grew out of mixed motives, as do most in
life.       I don t know whether Haney mightn t think
this profanation of the man whom he intellectually
and morally bows down to, but I m not going to
bow down to anybody.      There s a spice of weakness
on one side when friends do not base their liking
on fair play to either   the broad honest platform
of justice.      I d as soon be a cat and purr grati-
fication at a girls  stroking as accept such a
friendship as Thomson bestows on Wells.   And though
I see how much higher is that felt for Haney by
Parton, I don t blink its shortcomings.        These
things are sad to contemplate.
  27.  Monday.  Did an editorial for  Century  
and a letter to George Bolton.     Donned suit of sum-
mer white after dinner and down town, in the
bright, hot afternoon, encountering Cahill and little
Nast by the way.   To Century Office: Mc Elrath
just read first two paragraphs of article, said
it would  do  and sent it up to the printers.  To
Nic-nax Office, Constellation &c, up-town.  [Phonography] in
the evening, Cahill present.   To Edwards  for an
hour, wanting to get items for editorial in the Times
Mr. E. being a subscriber, but didn t.          I over-
took and walked uptown with Banks this afternoon.
He was singing Jo Peans to Clapp and the Satur-
day Press, after his old, old, asinine manner.
Title:Thomas Butler Gunn Diaries, Volume Eleven: page thirty-two
Description:Comments on the friendship between Jesse Haney and James Parton.
Subject:Banks, A.F.; Bolton, George; Cahill, Frank; Clapp, Henry, Jr.; Clothing and dress; Edwards, George; Gunn, Thomas Butler; Haney, Jesse; McElrath; Nast, Thomas; Parton, James; Thomson, Mortimer (Doesticks); Welles, Edward
Coverage (City/State):[New York, New York]
Scan Date:2011-01-31


Title:Thomas Butler Gunn Diaries, Volume Eleven

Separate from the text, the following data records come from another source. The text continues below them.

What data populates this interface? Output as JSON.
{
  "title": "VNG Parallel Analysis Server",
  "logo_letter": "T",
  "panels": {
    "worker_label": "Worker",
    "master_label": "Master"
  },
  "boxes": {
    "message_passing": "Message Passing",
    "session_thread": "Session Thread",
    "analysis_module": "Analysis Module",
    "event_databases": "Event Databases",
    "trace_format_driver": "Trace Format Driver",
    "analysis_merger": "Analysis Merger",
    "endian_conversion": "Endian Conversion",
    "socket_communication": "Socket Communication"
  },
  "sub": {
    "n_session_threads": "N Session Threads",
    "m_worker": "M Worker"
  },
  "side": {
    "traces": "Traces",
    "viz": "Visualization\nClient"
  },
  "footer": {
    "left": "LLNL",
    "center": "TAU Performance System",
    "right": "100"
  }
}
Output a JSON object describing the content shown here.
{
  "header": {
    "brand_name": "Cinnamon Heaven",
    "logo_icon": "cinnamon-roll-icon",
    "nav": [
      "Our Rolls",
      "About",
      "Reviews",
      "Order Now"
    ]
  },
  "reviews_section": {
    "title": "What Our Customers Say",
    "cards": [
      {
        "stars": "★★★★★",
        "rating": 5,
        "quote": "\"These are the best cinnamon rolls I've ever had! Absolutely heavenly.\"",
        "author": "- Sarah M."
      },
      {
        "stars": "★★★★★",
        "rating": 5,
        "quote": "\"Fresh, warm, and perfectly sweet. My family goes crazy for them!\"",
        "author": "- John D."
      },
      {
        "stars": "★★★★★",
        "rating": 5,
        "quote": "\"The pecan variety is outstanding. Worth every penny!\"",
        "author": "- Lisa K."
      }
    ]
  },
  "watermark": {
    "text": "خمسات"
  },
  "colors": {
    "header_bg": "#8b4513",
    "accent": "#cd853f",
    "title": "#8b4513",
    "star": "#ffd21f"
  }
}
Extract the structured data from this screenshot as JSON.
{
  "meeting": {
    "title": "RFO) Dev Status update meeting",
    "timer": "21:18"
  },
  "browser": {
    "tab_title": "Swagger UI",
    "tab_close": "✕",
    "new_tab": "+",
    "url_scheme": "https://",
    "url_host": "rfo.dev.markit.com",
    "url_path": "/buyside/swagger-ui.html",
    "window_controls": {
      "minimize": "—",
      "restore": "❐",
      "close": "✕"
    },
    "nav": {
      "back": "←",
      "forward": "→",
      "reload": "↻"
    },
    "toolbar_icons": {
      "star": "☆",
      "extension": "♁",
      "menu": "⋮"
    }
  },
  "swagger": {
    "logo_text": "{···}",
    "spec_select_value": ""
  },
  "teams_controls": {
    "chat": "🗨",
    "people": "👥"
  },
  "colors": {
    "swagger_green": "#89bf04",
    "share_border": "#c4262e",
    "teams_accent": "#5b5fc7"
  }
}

Description:Includes descriptions of boarding house living at 132 Bleecker Street, his freelance writing and drawing work, the antics of New York literary Bohemians, Fanny Fern and James Parton's marriage, visits to the Edwards family, a Fourth of July excursion with the Edwards family and other friends, letters from Frank Cahill and Bob Gun's mistresses, Jesse Haney's proposal of marriage to Sally Edwards and rejection, Charles Damoreau's return from Boston to live in New York, and attending the Edwards family's 1859 Christmas party.
Subject:Boardinghouses; Bohemians; Christmas; Gunn, Thomas Butler; Marriage; Publishers and publishing; Women
Coverage (City/State):New York, New York
Note:Thomas Butler Gunn was born February 15, 1826, in Banbury, England, and came to New York in 1849. During the Civil War he worked as a correspondent for the New York Tribune and the New York Evening Post. He returned to England in 1863, and died in Birmingham in April 1903. The collection includes twenty-one volumes of his diaries, including newspaper clippings, letters, photographs, sketches, and various other items inserted by Gunn. Diary entries date from July 7, 1849, to April 7, 1863, and include his experiences with the New York publishing and literary world, his descriptions of boarding houses, his travels throughout the United States, and his experiences traveling with the Federal army as a Civil War correspondent.
Publisher:Missouri History Museum
Rights:Copyright 2011 Missouri History Museum.
Source:Page images, transcriptions, and metadata of the Thomas Butler Gunn diaries have been provided by the Missouri History Museum.